EXERCISE MATERIAL:
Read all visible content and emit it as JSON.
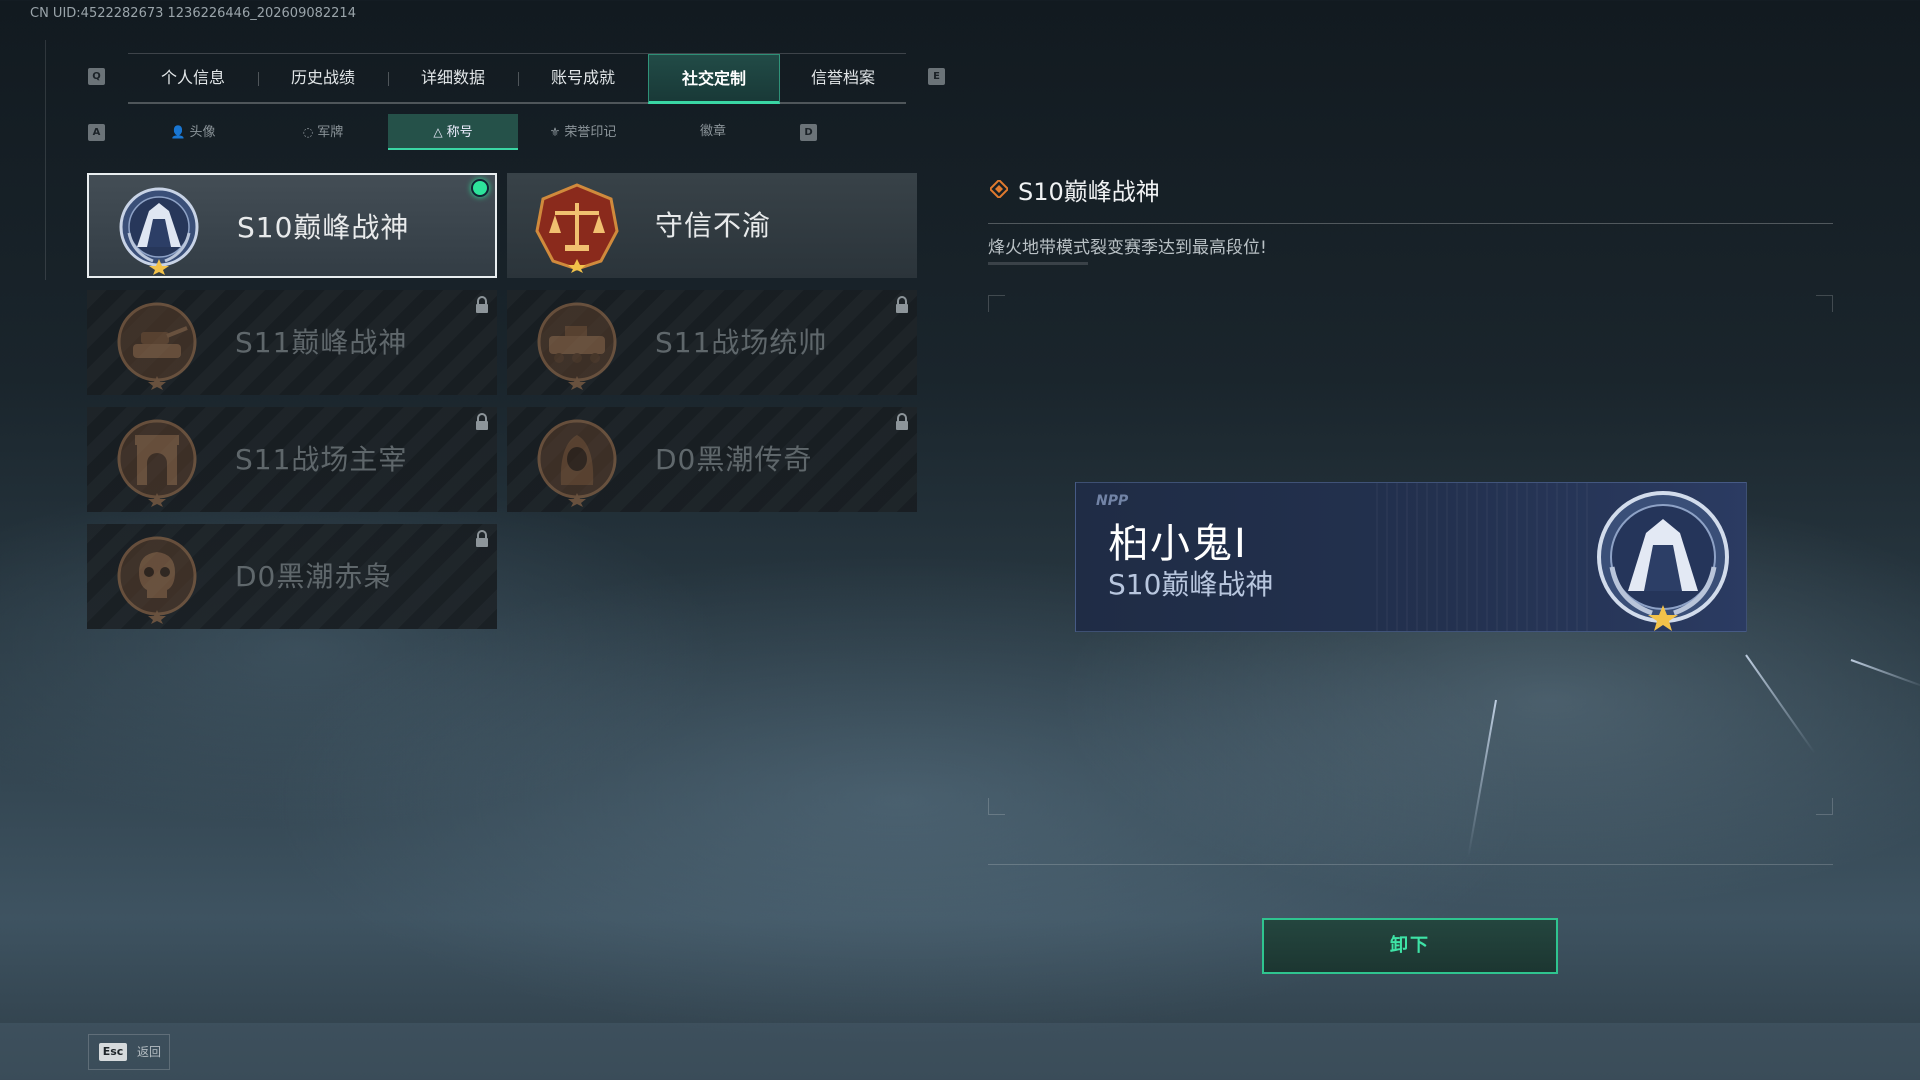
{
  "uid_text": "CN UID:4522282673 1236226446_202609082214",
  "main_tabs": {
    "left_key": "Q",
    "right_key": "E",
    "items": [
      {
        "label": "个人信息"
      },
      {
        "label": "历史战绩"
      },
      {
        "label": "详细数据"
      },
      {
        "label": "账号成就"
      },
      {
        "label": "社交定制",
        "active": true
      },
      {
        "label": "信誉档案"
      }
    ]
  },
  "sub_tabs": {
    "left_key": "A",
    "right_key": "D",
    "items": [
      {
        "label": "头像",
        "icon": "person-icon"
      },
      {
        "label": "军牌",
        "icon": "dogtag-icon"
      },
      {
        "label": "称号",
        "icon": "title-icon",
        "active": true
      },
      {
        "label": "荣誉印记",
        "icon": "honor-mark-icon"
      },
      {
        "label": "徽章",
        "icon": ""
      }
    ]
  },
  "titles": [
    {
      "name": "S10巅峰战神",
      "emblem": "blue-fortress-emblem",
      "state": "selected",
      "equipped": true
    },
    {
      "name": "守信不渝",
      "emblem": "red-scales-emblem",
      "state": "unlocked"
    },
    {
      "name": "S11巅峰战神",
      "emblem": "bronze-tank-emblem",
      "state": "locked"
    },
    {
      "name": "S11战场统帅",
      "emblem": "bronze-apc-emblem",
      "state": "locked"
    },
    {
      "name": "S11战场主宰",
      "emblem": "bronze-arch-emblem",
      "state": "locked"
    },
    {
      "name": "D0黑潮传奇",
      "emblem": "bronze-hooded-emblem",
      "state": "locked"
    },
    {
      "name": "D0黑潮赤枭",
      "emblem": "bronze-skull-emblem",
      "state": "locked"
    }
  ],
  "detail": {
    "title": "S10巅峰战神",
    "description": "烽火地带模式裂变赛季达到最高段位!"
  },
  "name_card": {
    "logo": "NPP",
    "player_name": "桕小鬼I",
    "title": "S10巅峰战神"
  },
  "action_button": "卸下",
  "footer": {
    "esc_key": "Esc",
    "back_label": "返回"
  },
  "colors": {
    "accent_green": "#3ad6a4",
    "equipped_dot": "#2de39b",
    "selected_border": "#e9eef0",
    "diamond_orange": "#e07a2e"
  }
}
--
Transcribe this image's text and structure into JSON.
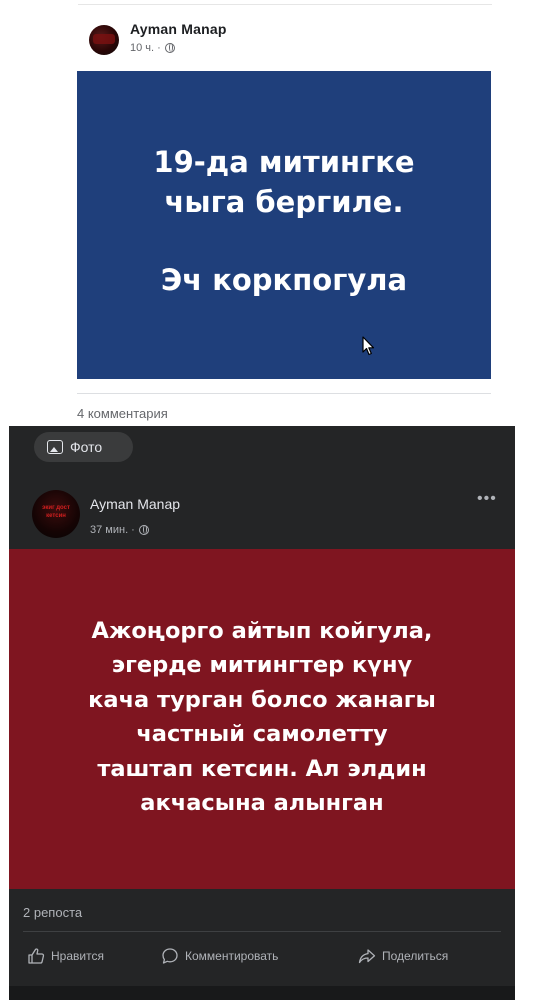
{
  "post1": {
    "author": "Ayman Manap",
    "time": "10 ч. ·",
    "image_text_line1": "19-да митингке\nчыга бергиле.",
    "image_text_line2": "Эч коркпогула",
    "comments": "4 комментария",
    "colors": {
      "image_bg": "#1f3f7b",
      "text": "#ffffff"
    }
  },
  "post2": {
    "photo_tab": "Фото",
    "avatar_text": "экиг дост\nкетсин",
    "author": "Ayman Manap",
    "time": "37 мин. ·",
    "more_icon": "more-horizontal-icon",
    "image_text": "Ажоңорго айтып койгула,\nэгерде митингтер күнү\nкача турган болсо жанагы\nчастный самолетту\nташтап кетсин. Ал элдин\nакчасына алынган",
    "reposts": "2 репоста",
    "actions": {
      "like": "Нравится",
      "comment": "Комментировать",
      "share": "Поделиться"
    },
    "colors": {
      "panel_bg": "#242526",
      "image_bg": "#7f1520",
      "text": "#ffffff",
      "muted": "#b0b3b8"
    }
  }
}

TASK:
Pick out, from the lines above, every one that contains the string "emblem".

RESULT OF THE TASK:
      "emblem": "blue-fortress-emblem",
      "emblem": "red-scales-emblem",
      "emblem": "bronze-tank-emblem",
      "emblem": "bronze-apc-emblem",
      "emblem": "bronze-arch-emblem",
      "emblem": "bronze-hooded-emblem",
      "emblem": "bronze-skull-emblem",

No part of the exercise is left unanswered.